Grumpy’s was the perfect setting for one of our big holidays feasts. Our restaurant had huge ovens and lots of stoves, so everyone pitched in and created their favorite dish. The result was an overwhelming array of food and family. It had been years since I’d participated in one of these traditions, so I felt particularly blessed — not only was I going to beat breast cancer — but I was able to spend time with the people I love the most.
At some point during the meal, one of my brothers reminded us all of the year mom had decided to forego the traditional turkey and prepare a duck instead. So much time had passed, she thought we were making it up — but each of us held fast to the memory, and had our own version of how this new fangled food had fared. Luckily, other family members had come through with the usual fixings, because somewhat like its long lost cousin the chicken, a duck doesn’t provide a lot of meat. Not only that, Mom’s culinary ability when it came to preparing this dish left much to be desired.

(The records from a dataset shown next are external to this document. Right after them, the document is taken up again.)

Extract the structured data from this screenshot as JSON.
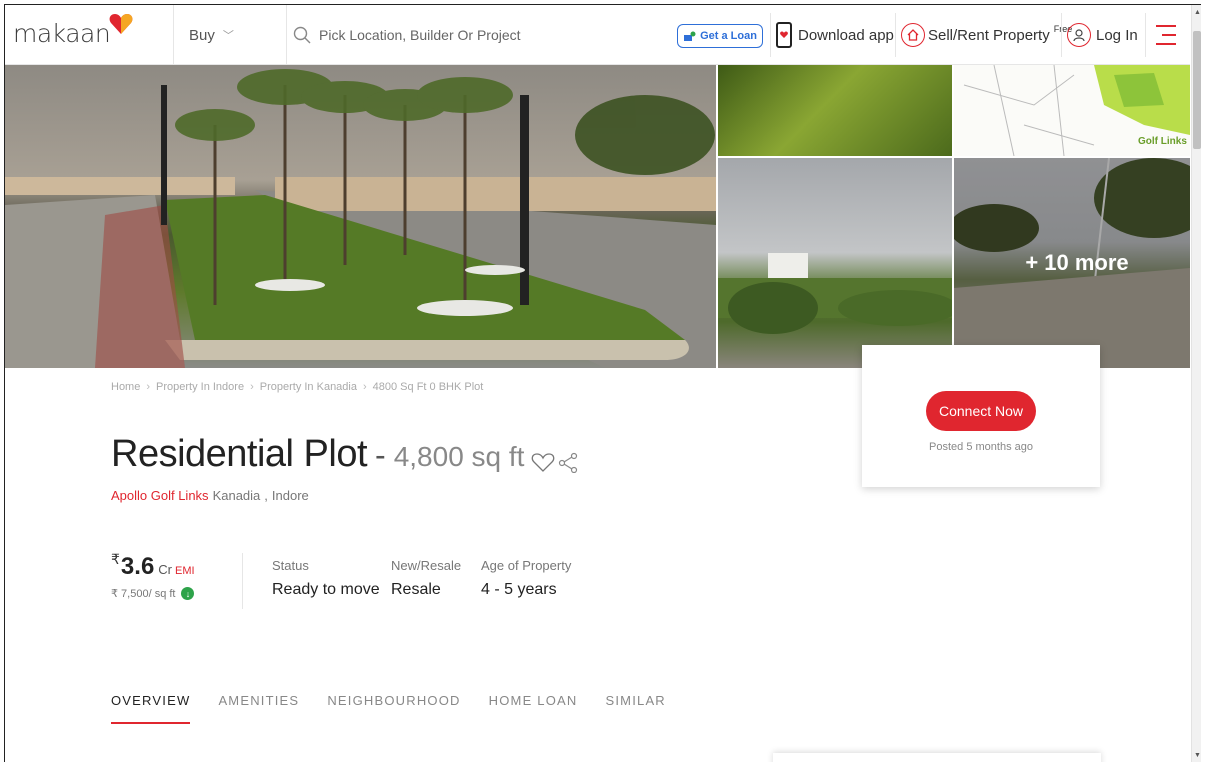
{
  "header": {
    "logo_text": "makaan",
    "buy_label": "Buy",
    "search_placeholder": "Pick Location, Builder Or Project",
    "loan_label": "Get a Loan",
    "download_label": "Download app",
    "sell_label": "Sell/Rent Property",
    "sell_badge": "Free",
    "login_label": "Log In"
  },
  "gallery": {
    "more_label": "+ 10 more",
    "thumb2_watermark": "Golf Links"
  },
  "breadcrumb": [
    "Home",
    "Property In Indore",
    "Property In Kanadia",
    "4800 Sq Ft 0 BHK Plot"
  ],
  "listing": {
    "title": "Residential Plot",
    "dash": "-",
    "area": "4,800 sq ft",
    "project": "Apollo Golf Links",
    "locality": "Kanadia",
    "city": "Indore",
    "rupee_symbol": "₹",
    "price": "3.6",
    "price_unit": "Cr",
    "emi_label": "EMI",
    "price_per_sqft": "₹ 7,500/ sq ft",
    "status_label": "Status",
    "status_value": "Ready to move",
    "resale_label": "New/Resale",
    "resale_value": "Resale",
    "age_label": "Age of Property",
    "age_value": "4 - 5 years"
  },
  "tabs": [
    "OVERVIEW",
    "AMENITIES",
    "NEIGHBOURHOOD",
    "HOME LOAN",
    "SIMILAR"
  ],
  "card": {
    "connect_label": "Connect Now",
    "posted": "Posted 5 months ago"
  },
  "colors": {
    "brand_red": "#e0262f",
    "loan_blue": "#2e6fd8",
    "price_green": "#2ea34a"
  }
}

The end result was a sort of shrunken, greasy and overcooked offering that gave new meaning to the word foul… excuse me, make that fowl! Whenever mom would turn her back or go into the other room, one of my siblings would grab the duck and throw it to another family member. The object of this “game” being to get said duck back on the platter before she noticed. Everything was going just fine until my brother Ted had to show off and throw a high pass, nearly hitting Aunt Mildred in the head with our dinner. Luckily, someone said “DUCK” and she did! Unfortunately, the duck ended up in the dumpster. I think if it hadn’t been for the fact it was a holiday gathering, we would all have been sent to bed without our dinner.
Thankfully, Aunt Mildred was quick to forgive, and our mother managed to give each of us enough stink-eye to keep us on our best behavior for the remainder of the day. On our way home, packed like sardines in our Nash Rambler, my dad worked his usual magic on Momma reminding her of all we had to be thankful for. And he was right! Since the duck had been inedible grandma had insisted we take home what was left of the turkey. Daddy patted mom on the knee and said “You know one of the best parts of having a turkey is being able to make sandwiches for the next week!”
If we’d been able to move our arms, all of us stuffed in the back seat most certainly would have clapped our hands in delight. As it was, all we were able to do was say, “Gobble, gobble, gobble,” which made Mom laugh, because no matter how often we tested her patience, she really did know what she had to be thankful for! And so did we.